Cultural Studies | Masculinities in Hollywood Cinema
C701 | 29482 | Klinger


W, 1:00 PM-3:30 PM, WY 111
Required film screening: Tu, 7:15 PM-10:15 PM, WY 015

Meets with CULS-C 701 and AMST-G 751
Open to Graduates Only!

Instructor: Barbara Klinger
E-Mail: klinger@indiana.edu
Office: C2 225
Phone: 855-1796

In this course, we will explore the manifestations of diverse kinds of
masculinities in Hollywood and independent cinema in the context of
social and historical developments in the United States in the 20th
and early 21st centuries. As a foundation, we will examine the deep
cultural roots of one of the most persistent (and one of the most
deconstructed) of masculine ideals—the rugged individualist—as he is
incarnated in the Western cowboy-hero and later embodied by heroes in
other kinds of films. We then study masculine types that depart from
this model, considering how ethnicity, race, homosexuality, and other
kinds of “difference” have figured in male portrayals, making the
depiction of masculinity in American cinema more complex than it might
at first appear. As we explore these depictions across American film
history and culture, we will discuss a range of other issues as well.
These include the way that star personas affect the audience’s
perception of masculinity; the impact of genres, such as Westerns,
melodramas, comedies, martial arts and action films, interracial buddy
movies, and superhero blockbusters—on notions of race and sexual
identity; and how representations of masculinity have worked in
relation to or against conceptions of national identity at various
historical moments. How do images of men in cinema figure into the
creation and transformation of what it
means to be an “American” at different times in the nation’s history?
To address these and other questions, we will read central works in
cultural history and film and gender studies, and analyze films
significant to our discussions. Further, examining how men appear on
screen ultimately sheds light on female images–the nature of male
roles helps to determine the constraints on and possibilities of
female roles, as well as on how the
interrelationship between the sexes is depicted.

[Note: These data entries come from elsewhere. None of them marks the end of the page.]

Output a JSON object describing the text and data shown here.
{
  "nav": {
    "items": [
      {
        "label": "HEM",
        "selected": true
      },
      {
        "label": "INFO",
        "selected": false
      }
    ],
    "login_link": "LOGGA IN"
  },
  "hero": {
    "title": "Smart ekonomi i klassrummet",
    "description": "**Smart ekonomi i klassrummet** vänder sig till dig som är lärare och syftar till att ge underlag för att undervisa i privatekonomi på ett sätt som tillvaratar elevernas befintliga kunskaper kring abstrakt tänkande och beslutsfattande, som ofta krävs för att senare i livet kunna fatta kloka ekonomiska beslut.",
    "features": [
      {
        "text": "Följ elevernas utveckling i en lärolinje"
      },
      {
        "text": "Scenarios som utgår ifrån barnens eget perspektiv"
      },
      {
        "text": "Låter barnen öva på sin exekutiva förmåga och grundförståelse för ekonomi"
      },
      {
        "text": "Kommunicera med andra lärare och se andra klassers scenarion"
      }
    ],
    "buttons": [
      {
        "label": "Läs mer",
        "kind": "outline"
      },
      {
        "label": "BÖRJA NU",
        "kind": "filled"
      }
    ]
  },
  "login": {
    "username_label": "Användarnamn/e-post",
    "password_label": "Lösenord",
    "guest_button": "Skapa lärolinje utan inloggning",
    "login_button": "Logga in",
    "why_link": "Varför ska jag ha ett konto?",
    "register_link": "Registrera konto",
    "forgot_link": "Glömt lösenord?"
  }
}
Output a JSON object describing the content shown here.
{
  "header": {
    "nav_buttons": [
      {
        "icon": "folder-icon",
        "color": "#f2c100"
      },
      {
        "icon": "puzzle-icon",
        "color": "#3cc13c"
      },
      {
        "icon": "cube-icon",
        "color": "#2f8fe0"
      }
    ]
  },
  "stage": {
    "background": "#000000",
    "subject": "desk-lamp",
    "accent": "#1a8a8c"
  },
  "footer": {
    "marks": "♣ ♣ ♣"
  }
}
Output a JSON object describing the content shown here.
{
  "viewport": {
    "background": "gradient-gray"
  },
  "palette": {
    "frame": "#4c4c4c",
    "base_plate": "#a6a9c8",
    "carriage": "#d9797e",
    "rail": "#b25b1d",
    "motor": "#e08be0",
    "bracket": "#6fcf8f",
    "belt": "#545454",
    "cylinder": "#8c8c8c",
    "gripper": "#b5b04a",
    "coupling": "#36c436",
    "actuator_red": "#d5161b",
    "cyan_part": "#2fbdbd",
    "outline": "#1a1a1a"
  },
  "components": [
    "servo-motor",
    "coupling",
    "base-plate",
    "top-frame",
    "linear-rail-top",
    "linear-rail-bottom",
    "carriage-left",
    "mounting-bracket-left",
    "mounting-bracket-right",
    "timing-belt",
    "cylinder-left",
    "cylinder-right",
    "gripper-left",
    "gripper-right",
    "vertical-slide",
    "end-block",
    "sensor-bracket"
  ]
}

Readings potentially include selections from: Richard Slotkin,
Gunfighter Nation; Robert Ray, A Certain Tendency of the Hollywood
Cinema; Steven Cohan and Ina Rae Hark, eds., Screening the Male;
Steven Cohan, Masked Men; Tania Modleski, Feminism Without Women;
Yvonne Tasker, Spectacular Bodies; Ed Guerrero, Framing Blackness;
Judith Butler, Gender Trouble; Eve Sedgwick, Between Men; Richard
Dyer, Heavenly Bodies; Richard Dyer, White; Susan Jeffords,
Hardbodies; Gina Marchetti, Romance and the ‘Yellow Peril’; and essays
by Robyn Wiegman, Gaylyn Studlar, Miriam Hansen, and Richard Meyer.
Weekly screenings will show films that range from the silent period to
the present.

Students will be expected to do a series of presentations and to write
a term/research paper on a subject of their interest in gender and
media studies.